Gallienus, 253-268. 'Denarius' (Bronze, 19 mm, 2.44 g, 11 h), an 'offstrike' from aureus dies, Rome (?), circa 264-265. GALLIENVS P F AVG Cuirassed bust of Gallienus to left, wearing crested pseudo-Corinthian helmet and balteus, holding spear in his right hand and shield on his left shoulder, cuirass and shield decorated with a gorgoneion. Rev. [P M TR] P XIII C VI P P / VIC GERM Victory seated right on cuirass, holding stylus in her right hand and inscribing shield set on her left knee, which she holds with her left; to left, shield; to right, trophy between two seated captives in mourning attitude. Cohen -. MIR -. RIC -. Apparently unpublished and of great historical interest. A beautiful 'offstrike' from aureus dies with a very impressive bust type and a new reverse type for Gallienus. Very minor smoothing, otherwise, very fine.
The emergence of this exceptional piece drastically expands our knowledge about a very unusual series of recently surfaced offstrikes of Gallienus dated to 264-265 and 266-267, respectively (see Classical Numismatic Group 114 (2020), 977 and Leu 10 (2021), 2351). These pieces, struck in debased silver, have an identical obverse, but they show Mars approaching Rhea Silvia on the reverse, a famous love scene from the foundation myth of Rome, as Rhea Silvia would give birth to Romulus and Remus following her intercourse with the god of war. As early as 260, Gallienus had referenced the popular myth, which he borrowed from an issue of Antoninus Pius dating to 140. Various interpretations have been offered for the reuse of this unusual type, but since it was used on multiple occasions throughout Gallienus' sole reign, it is perhaps best to see it as a general attempt to portray the emperor as a savior, renovator, and second founder of Rome.
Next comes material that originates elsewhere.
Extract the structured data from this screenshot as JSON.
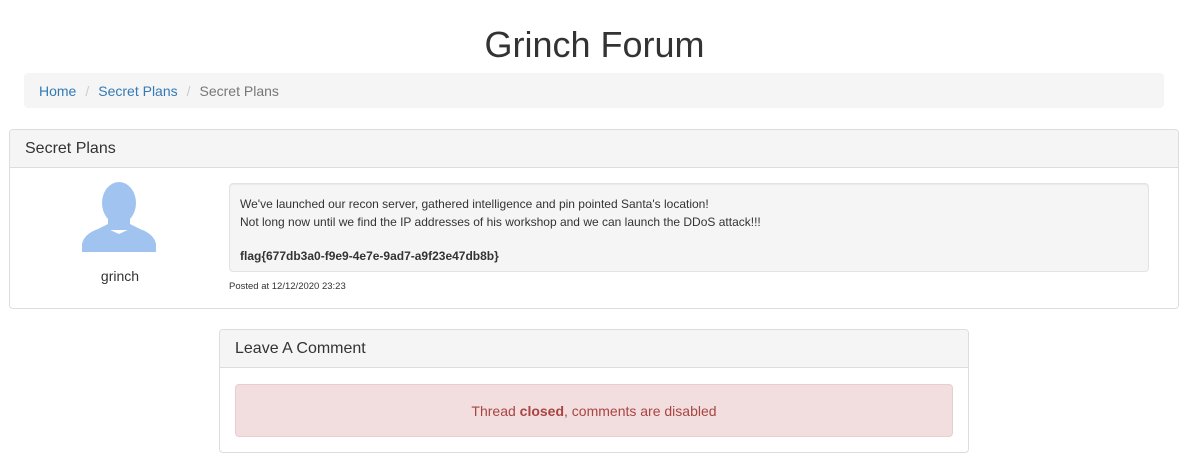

Thanks to our coin, however, we now know that the issue dating to 264-265 was broader in concept than initially believed, as this piece boasts a very specific and hitherto unknown military victory type, namely a Victory seated to right on captured arms, inscribing a shield in front of a trophy with two captives. Both the obverse die match to the silver 'offstrike' in Classical Numismatic Group 114 (2020), 977 and the reverse legend firmly date our piece to 264-265, and the inscription VIC GERM in the exergue makes it abundantly clear that it celebrates one of Gallienus' victories against Germanic tribes on the northern border of the Empire. Unfortunately, the chronology of the emperor's numerous campaigns is notoriously difficult to establish and a hotly debated topic, based mostly on the often unreliable late Roman senatorial historiography and the difficult dating of the numismatic evidence. In the absence of unambiguous evidence, we should also be cautious not to proclaim a new Germanic victory based on our 'offstrike' dating to 264-265, especially since we know that it formed part of a festive emission that also reused the Rhea Silvia type, which had appeared on Gallienus' coinage before.
In fact, herein perhaps lies the answer to the question what prompted the emperor to mint the Rhea Silvia and the Germanic victory types in 264-265 – not necessarily a battle won against Germanic invaders in that year, but a general celebration of his achievements so far, most notably his incredibly important victory in the Battle of Mediolanum in 259. This had perhaps been Gallienus' finest hour, as he crushed a massive Alemannic force that had penetrated Rome's northern defenses and marched deep into Italy, the first invasion of the Italic heartland south of the Padan Plain since the outcry 'Hannibal ad portas' had made the Romans tremble almost half a millenium prior. Since the Romans were fascinated with jubilees and cycles, a celebratory issue five years after the defining victory of Gallienus' reign would make perfect sense. With the emergence of our coin, we now know that this issue was struck both in silver and in bronze, and it certainly also included aurei, albeit none of them has survived, forming a complete trimetallic emission struck to commemorate the emperor's most significant achievement – his rescue of Italy from a barbarian invasion, making him the second founder of Rome.